In mathematics, you can be rounding up or rounding down.

We** round up** when we’re having a value that is half or greater of an amount that we’re rounding. So let’s say we want to be rounding to the nearest ten.

Now, when we’re given the value 26, we would be rounding up since 6 is greater than 5 (five) which is half of 10 (ten).

Now, if we had 25, we would also be rounding up because rounding down only happens when we have a value is less than 5 (half).

When we use these same examples, when we have the number 24, we would be** rounding down** since 4 (four) is less than 5 (five).

And even if we were given, for example, the wacky number with decimal 24.9999, we would still be rounding down since 4.9999 is less than 5 (five).

Let’s look at a few more examples:

Round the number 34 to the nearest 10: 30

Round the number 678 to the nearest 10: 680

This works also for hundreds & thousands.

Round the number 494 to the nearest 100: 500

Round the number 627 to the nearest 100: 600

Round the number 5,872 to the nearest 1,000: 6,000

Round the number 8,452 to the nearest 1,000: 8,000

**Estimations Basic Principles**

The process of estimation is based on rounding numbers. In math, estimation is frequently used when we’re dealing with arithmetic including long numbers. When we would have the problem 567 + 248 while needing only a close answer, we would use estimation.

Our example could have us changing the given values to 600 plus 200, or 570 plus 250. Our first step would be rounding both numbers (to a certain place) and then do our math. Our answer then would be an estimated actual answer.

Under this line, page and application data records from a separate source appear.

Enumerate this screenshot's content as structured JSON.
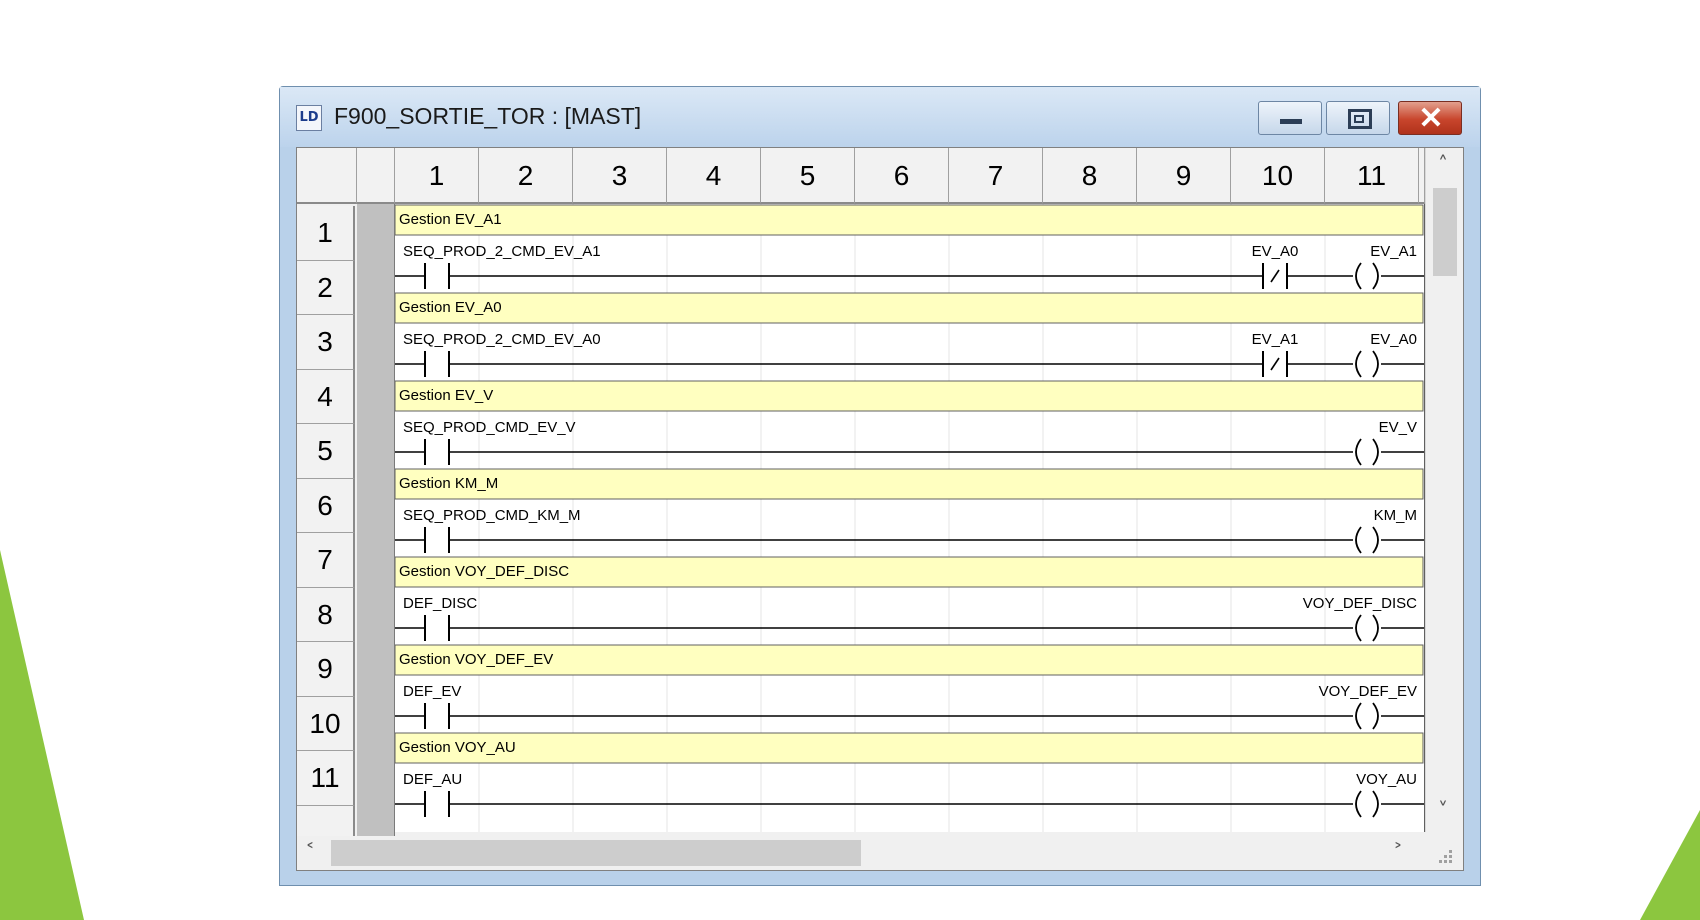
{
  "window": {
    "icon_label": "LD",
    "title": "F900_SORTIE_TOR : [MAST]"
  },
  "grid": {
    "column_headers": [
      "1",
      "2",
      "3",
      "4",
      "5",
      "6",
      "7",
      "8",
      "9",
      "10",
      "11"
    ],
    "row_headers": [
      "1",
      "2",
      "3",
      "4",
      "5",
      "6",
      "7",
      "8",
      "9",
      "10",
      "11"
    ]
  },
  "rungs": [
    {
      "comment": "Gestion EV_A1",
      "contact": "SEQ_PROD_2_CMD_EV_A1",
      "nc_contact": "EV_A0",
      "coil": "EV_A1"
    },
    {
      "comment": "Gestion EV_A0",
      "contact": "SEQ_PROD_2_CMD_EV_A0",
      "nc_contact": "EV_A1",
      "coil": "EV_A0"
    },
    {
      "comment": "Gestion EV_V",
      "contact": "SEQ_PROD_CMD_EV_V",
      "nc_contact": null,
      "coil": "EV_V"
    },
    {
      "comment": "Gestion KM_M",
      "contact": "SEQ_PROD_CMD_KM_M",
      "nc_contact": null,
      "coil": "KM_M"
    },
    {
      "comment": "Gestion VOY_DEF_DISC",
      "contact": "DEF_DISC",
      "nc_contact": null,
      "coil": "VOY_DEF_DISC"
    },
    {
      "comment": "Gestion VOY_DEF_EV",
      "contact": "DEF_EV",
      "nc_contact": null,
      "coil": "VOY_DEF_EV"
    },
    {
      "comment": "Gestion VOY_AU",
      "contact": "DEF_AU",
      "nc_contact": null,
      "coil": "VOY_AU"
    }
  ],
  "colors": {
    "comment_fill": "#ffffc0",
    "accent_green": "#8cc63f"
  }
}
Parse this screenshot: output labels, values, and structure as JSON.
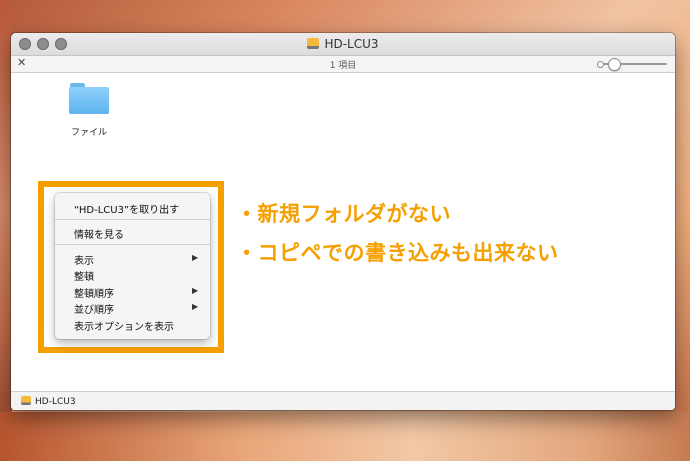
{
  "window": {
    "title": "HD-LCU3",
    "item_count": "1 項目",
    "folder_label": "ファイル",
    "path": "HD-LCU3"
  },
  "context_menu": {
    "items": [
      "“HD-LCU3”を取り出す",
      "情報を見る",
      "表示",
      "整頓",
      "整頓順序",
      "並び順序",
      "表示オプションを表示"
    ]
  },
  "annotations": [
    "・新規フォルダがない",
    "・コピペでの書き込みも出来ない"
  ],
  "colors": {
    "highlight": "#f5a000",
    "folder": "#5db4ef"
  }
}
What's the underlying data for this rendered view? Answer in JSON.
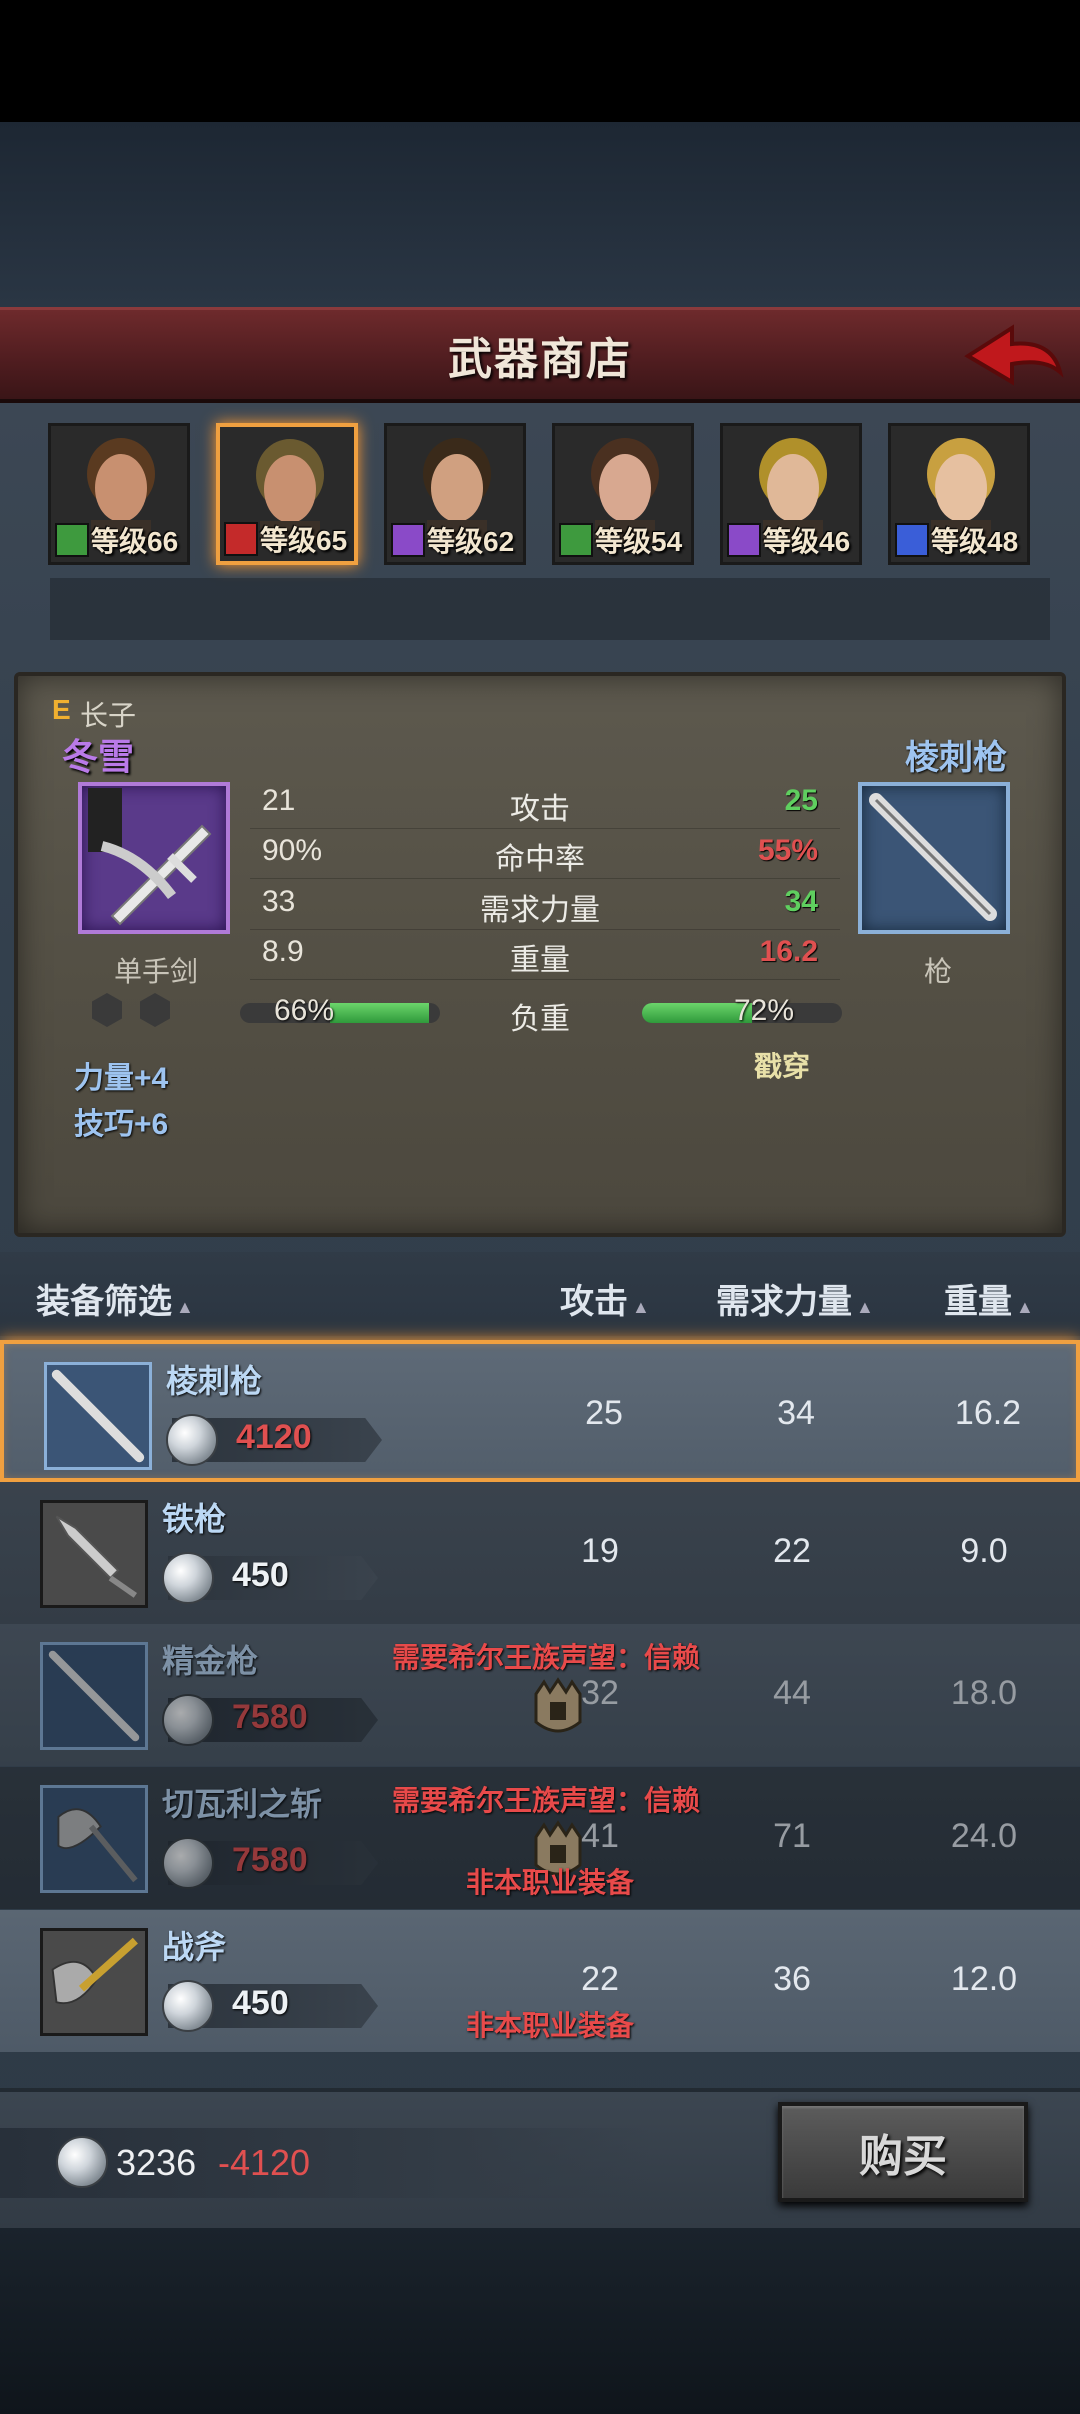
{
  "header": {
    "title": "武器商店"
  },
  "party": [
    {
      "level_text": "等级66",
      "class_color": "#3e9a3e",
      "class_icon": "bow-icon"
    },
    {
      "level_text": "等级65",
      "class_color": "#c42a2a",
      "class_icon": "horse-icon"
    },
    {
      "level_text": "等级62",
      "class_color": "#8a4ac8",
      "class_icon": "staff-icon"
    },
    {
      "level_text": "等级54",
      "class_color": "#3e9a3e",
      "class_icon": "bow-icon"
    },
    {
      "level_text": "等级46",
      "class_color": "#8a4ac8",
      "class_icon": "staff-icon"
    },
    {
      "level_text": "等级48",
      "class_color": "#3a5ed8",
      "class_icon": "sword-icon"
    }
  ],
  "compare": {
    "rank": "E",
    "role": "长子",
    "name": "冬雪",
    "current_weapon_type": "单手剑",
    "bonuses": [
      "力量+4",
      "技巧+6"
    ],
    "new_weapon_name": "棱刺枪",
    "new_weapon_type": "枪",
    "damage_type": "戳穿",
    "stats": [
      {
        "label": "攻击",
        "current": "21",
        "new": "25",
        "new_color": "#5fcf5f"
      },
      {
        "label": "命中率",
        "current": "90%",
        "new": "55%",
        "new_color": "#e05050"
      },
      {
        "label": "需求力量",
        "current": "33",
        "new": "34",
        "new_color": "#5fcf5f"
      },
      {
        "label": "重量",
        "current": "8.9",
        "new": "16.2",
        "new_color": "#e05050"
      }
    ],
    "load": {
      "label": "负重",
      "current": "66%",
      "new": "72%",
      "current_fraction": 0.66,
      "new_fraction": 0.72
    }
  },
  "list_header": {
    "filter": "装备筛选",
    "attack": "攻击",
    "str_req": "需求力量",
    "weight": "重量"
  },
  "items": [
    {
      "name": "棱刺枪",
      "price": "4120",
      "price_color": "red",
      "attack": "25",
      "str_req": "34",
      "weight": "16.2",
      "selected": true
    },
    {
      "name": "铁枪",
      "price": "450",
      "price_color": "white",
      "attack": "19",
      "str_req": "22",
      "weight": "9.0"
    },
    {
      "name": "精金枪",
      "price": "7580",
      "price_color": "red",
      "attack": "32",
      "str_req": "44",
      "weight": "18.0",
      "requirement": "需要希尔王族声望：信赖",
      "locked": true
    },
    {
      "name": "切瓦利之斩",
      "price": "7580",
      "price_color": "red",
      "attack": "41",
      "str_req": "71",
      "weight": "24.0",
      "requirement": "需要希尔王族声望：信赖",
      "locked": true,
      "class_warning": "非本职业装备"
    },
    {
      "name": "战斧",
      "price": "450",
      "price_color": "white",
      "attack": "22",
      "str_req": "36",
      "weight": "12.0",
      "class_warning": "非本职业装备"
    }
  ],
  "footer": {
    "gold": "3236",
    "cost": "-4120",
    "buy_label": "购买"
  }
}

We need to keep in mind that estimation may give us answers that are pretty different from actual answers. In our example, we have estimations of 800 and 820. While the actual answer is 815, we can see that our estimations were actually somewhat off. Let’s look at 2 more interesting examples:

237 plus 469 equals…

When we round to the nearest 10 we get: 240 + 470 = 710

When we round to the nearest 100 we get: 200 + 500 = 700

The actual answer is: 706

864 minus 202 equals…

When we round to the nearest 10 we ger: 860 – 200 = 660

When we round to the nearest 100 we get: 900 – 200 = 700

The actual answer is: 662

In our first example, we got pretty close in both tries. In our second example, we can see how far off we actually got from our actual answer. You know that 700 is pretty far off the actual answer, 662.